Playing Tennis Blind

Going entirely by the sound of the ball, these players have been smashing misconceptions about the blind.

If you play tennis, you’ll know it’s not the easiest game to master.

There’re a multitude of things to consider simultaneously: ball speed, bounce and spin, your position, your opponent’s position, footwork, swing, follow through, getting into position for the next shot.

Now imagine doing all that without seeing.

That’s what Wei Lian, Wai Yee, Steady, Hock Bee, Ivni and their friends do.

Frustrating fun

Helped by a group of dedicated volunteers, the blind friends spend Saturday mornings playing the sport of soundball — tennis played with special balls that rattle when they bounce.

It’s hard work, and often frustrating.

But you wouldn’t know it watching them.

They’re clearly happy to play and there’s a lot of joy, enthusiasm and mutual encouragement during the practice sessions, along with obvious determination as they drill backhands across the net in a tireless effort to get better.

If you’re keen to help coach or otherwise support the blind tennis players, email Soundball. They’d love to hear from you.

About Soundball Singapore

Soundball is a social blind tennis club in Singapore that brings tennis to the blind by modifying the sport to their needs. Driven by volunteers, it uses sports to bring people of all abilities together, and improve the self-confidence those with visual impairments.

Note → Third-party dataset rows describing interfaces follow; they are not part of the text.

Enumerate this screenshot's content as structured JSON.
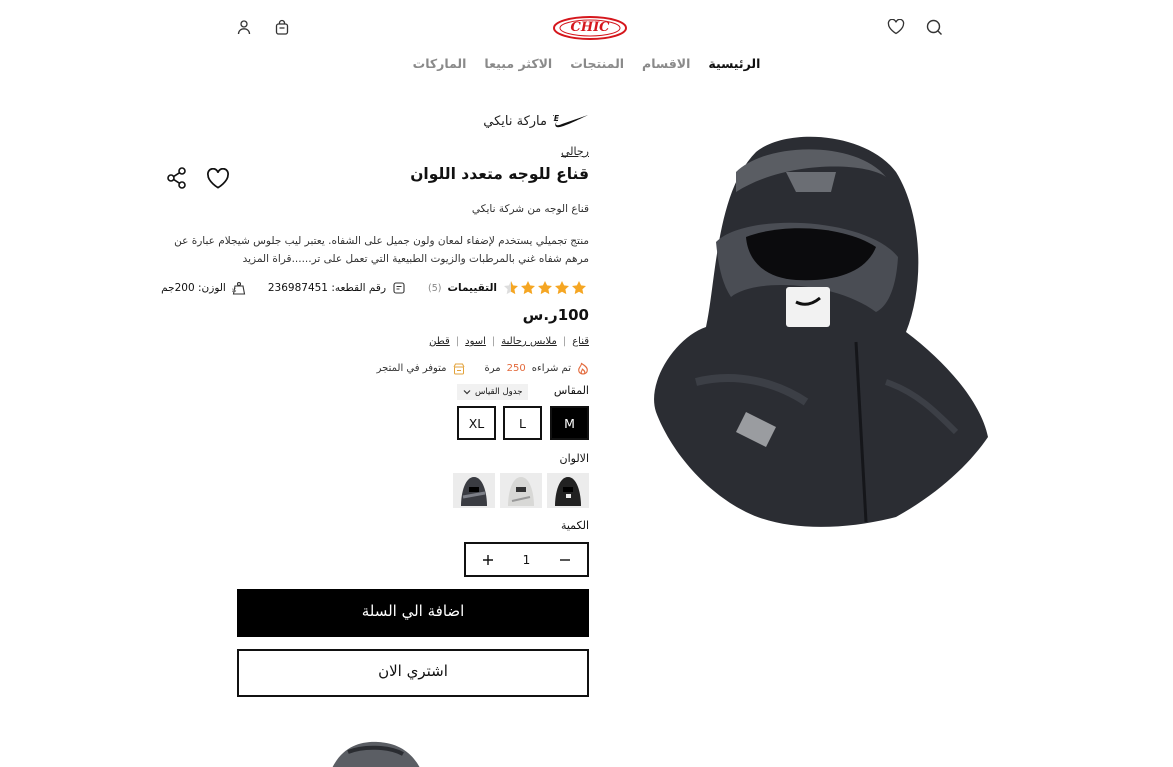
{
  "header": {
    "logo_text": "CHIC",
    "icons": [
      "user-icon",
      "bag-icon",
      "heart-icon",
      "search-icon"
    ]
  },
  "nav": {
    "items": [
      "الرئيسية",
      "الاقسام",
      "المنتجات",
      "الاكثر مبيعا",
      "الماركات"
    ]
  },
  "product": {
    "brand_label": "ماركة نايكي",
    "brand_logo_alt": "NIKE",
    "category_link": "رجالي",
    "title": "قناع للوجه متعدد اللوان",
    "subtitle": "قناع الوجه من شركة نايكي",
    "description": "منتج تجميلي يستخدم لإضفاء لمعان ولون جميل على الشفاه. يعتبر ليب جلوس شيجلام عبارة عن مرهم شفاه غني بالمرطبات والزيوت الطبيعية التي تعمل على تر......قراة المزيد",
    "rating": 4.5,
    "ratings_label": "التقييمات",
    "ratings_count": "(5)",
    "piece_number_label": "رقم القطعه: 236987451",
    "weight_label": "الوزن: 200جم",
    "price": "100ر.س",
    "tags": [
      "قناع",
      "ملابس رجالية",
      "اسود",
      "قطن"
    ],
    "purchased_prefix": "تم شراءه",
    "purchased_count": "250",
    "purchased_suffix": "مرة",
    "stock_status": "متوفر في المتجر",
    "size_label": "المقاس",
    "size_guide_label": "جدول القياس",
    "sizes": [
      "M",
      "L",
      "XL"
    ],
    "selected_size": "M",
    "colors_label": "الالوان",
    "color_swatches": [
      "black",
      "white",
      "grey"
    ],
    "quantity_label": "الكمية",
    "quantity": "1",
    "add_to_cart": "اضافة الي السلة",
    "buy_now": "اشتري الان"
  },
  "colors": {
    "accent": "#e36a3c",
    "primary": "#000000",
    "logo_red": "#d5161c",
    "star": "#f5a623"
  }
}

Anshul Tiwari


Ashima Thomas


Josh Lye

Additional Contributor

King Kong Jane